# Task requirements
Once you find the line with "Output a JSON object describing the content", copy it and every line after it through the end of the entries below, exactly as written.

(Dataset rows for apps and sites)
- - -
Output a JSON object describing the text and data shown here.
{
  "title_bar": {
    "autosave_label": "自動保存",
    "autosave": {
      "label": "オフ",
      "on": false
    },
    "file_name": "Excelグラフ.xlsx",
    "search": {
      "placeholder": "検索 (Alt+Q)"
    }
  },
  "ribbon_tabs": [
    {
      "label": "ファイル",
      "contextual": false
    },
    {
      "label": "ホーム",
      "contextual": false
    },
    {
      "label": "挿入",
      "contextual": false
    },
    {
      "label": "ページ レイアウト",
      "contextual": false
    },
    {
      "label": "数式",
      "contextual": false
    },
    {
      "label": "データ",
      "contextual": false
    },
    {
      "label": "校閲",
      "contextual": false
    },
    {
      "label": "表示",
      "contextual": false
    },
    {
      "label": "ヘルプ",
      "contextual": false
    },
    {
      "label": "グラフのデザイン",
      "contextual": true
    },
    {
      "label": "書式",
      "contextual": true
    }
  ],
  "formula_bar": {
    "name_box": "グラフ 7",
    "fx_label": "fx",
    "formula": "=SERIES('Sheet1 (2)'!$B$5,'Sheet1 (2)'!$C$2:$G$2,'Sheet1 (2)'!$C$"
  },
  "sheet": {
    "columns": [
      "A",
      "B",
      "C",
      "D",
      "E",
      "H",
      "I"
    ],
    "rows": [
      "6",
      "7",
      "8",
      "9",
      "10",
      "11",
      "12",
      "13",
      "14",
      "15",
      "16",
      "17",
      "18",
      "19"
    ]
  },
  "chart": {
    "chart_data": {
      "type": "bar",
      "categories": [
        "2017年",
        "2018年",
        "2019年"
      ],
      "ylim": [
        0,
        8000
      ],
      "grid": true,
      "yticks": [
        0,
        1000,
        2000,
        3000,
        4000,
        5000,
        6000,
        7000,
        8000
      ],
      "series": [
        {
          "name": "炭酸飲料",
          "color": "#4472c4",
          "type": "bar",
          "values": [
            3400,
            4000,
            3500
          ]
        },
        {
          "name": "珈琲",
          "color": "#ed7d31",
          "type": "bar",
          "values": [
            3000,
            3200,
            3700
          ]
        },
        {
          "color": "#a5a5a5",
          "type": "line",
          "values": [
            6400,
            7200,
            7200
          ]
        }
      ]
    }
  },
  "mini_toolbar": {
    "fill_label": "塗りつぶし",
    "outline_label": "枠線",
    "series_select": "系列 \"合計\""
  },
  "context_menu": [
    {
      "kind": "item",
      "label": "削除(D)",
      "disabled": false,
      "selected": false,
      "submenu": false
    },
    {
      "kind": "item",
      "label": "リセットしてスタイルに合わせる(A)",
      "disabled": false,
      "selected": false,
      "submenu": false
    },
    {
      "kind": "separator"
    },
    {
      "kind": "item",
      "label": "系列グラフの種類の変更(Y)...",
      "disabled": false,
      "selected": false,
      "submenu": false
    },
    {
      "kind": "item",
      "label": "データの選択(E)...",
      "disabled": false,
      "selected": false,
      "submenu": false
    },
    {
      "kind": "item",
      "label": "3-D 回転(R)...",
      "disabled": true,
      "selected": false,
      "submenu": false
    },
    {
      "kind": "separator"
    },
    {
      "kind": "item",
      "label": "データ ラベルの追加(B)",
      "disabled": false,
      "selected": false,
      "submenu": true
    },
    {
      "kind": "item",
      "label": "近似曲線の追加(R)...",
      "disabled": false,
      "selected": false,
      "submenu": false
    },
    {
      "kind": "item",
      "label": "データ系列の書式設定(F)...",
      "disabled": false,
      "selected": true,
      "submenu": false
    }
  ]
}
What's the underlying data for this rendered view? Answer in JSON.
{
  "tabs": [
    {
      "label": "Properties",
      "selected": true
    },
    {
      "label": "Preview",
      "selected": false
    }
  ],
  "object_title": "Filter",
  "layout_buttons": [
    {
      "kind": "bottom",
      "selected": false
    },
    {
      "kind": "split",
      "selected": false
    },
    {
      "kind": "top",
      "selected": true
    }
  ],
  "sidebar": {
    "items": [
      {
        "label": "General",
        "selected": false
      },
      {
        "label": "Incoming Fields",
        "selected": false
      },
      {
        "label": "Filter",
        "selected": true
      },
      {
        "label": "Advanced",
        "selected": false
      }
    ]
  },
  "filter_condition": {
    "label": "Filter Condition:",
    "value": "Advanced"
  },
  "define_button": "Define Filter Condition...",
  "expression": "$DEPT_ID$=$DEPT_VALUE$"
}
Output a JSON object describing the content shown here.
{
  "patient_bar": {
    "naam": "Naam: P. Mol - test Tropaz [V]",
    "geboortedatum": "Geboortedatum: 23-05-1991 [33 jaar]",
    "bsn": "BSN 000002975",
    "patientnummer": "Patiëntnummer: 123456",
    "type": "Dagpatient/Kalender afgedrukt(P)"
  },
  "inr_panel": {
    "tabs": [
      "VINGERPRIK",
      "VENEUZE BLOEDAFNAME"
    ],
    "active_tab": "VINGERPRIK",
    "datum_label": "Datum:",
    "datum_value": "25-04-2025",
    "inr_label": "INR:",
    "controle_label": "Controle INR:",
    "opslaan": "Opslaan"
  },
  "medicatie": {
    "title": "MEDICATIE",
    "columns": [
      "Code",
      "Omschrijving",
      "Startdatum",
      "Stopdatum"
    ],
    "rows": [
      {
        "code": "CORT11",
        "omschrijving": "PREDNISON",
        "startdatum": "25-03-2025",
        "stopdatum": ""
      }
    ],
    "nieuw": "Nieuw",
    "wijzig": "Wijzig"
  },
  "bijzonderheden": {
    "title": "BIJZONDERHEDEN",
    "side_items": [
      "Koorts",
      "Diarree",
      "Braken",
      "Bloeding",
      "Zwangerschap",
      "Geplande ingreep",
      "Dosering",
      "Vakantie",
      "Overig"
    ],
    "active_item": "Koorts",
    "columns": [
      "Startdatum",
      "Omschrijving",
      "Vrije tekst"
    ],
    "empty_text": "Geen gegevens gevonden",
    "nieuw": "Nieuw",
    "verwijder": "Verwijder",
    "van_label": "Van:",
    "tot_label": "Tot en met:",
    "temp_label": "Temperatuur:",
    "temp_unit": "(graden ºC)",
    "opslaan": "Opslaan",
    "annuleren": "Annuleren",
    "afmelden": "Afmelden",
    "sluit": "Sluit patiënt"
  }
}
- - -
# Written answer
Output a JSON object describing the content shown here.
{
  "patient_bar": {
    "naam": "Naam: P. Mol - test Tropaz [V]",
    "geboortedatum": "Geboortedatum: 23-05-1991 [33 jaar]",
    "bsn": "BSN 000002975",
    "patientnummer": "Patiëntnummer: 123456",
    "type": "Dagpatient/Kalender afgedrukt(P)"
  },
  "inr_panel": {
    "tabs": [
      "VINGERPRIK",
      "VENEUZE BLOEDAFNAME"
    ],
    "active_tab": "VINGERPRIK",
    "datum_label": "Datum:",
    "datum_value": "25-04-2025",
    "inr_label": "INR:",
    "controle_label": "Controle INR:",
    "opslaan": "Opslaan"
  },
  "medicatie": {
    "title": "MEDICATIE",
    "columns": [
      "Code",
      "Omschrijving",
      "Startdatum",
      "Stopdatum"
    ],
    "rows": [
      {
        "code": "CORT11",
        "omschrijving": "PREDNISON",
        "startdatum": "25-03-2025",
        "stopdatum": ""
      }
    ],
    "nieuw": "Nieuw",
    "wijzig": "Wijzig"
  },
  "bijzonderheden": {
    "title": "BIJZONDERHEDEN",
    "side_items": [
      "Koorts",
      "Diarree",
      "Braken",
      "Bloeding",
      "Zwangerschap",
      "Geplande ingreep",
      "Dosering",
      "Vakantie",
      "Overig"
    ],
    "active_item": "Koorts",
    "columns": [
      "Startdatum",
      "Omschrijving",
      "Vrije tekst"
    ],
    "empty_text": "Geen gegevens gevonden",
    "nieuw": "Nieuw",
    "verwijder": "Verwijder",
    "van_label": "Van:",
    "tot_label": "Tot en met:",
    "temp_label": "Temperatuur:",
    "temp_unit": "(graden ºC)",
    "opslaan": "Opslaan",
    "annuleren": "Annuleren",
    "afmelden": "Afmelden",
    "sluit": "Sluit patiënt"
  }
}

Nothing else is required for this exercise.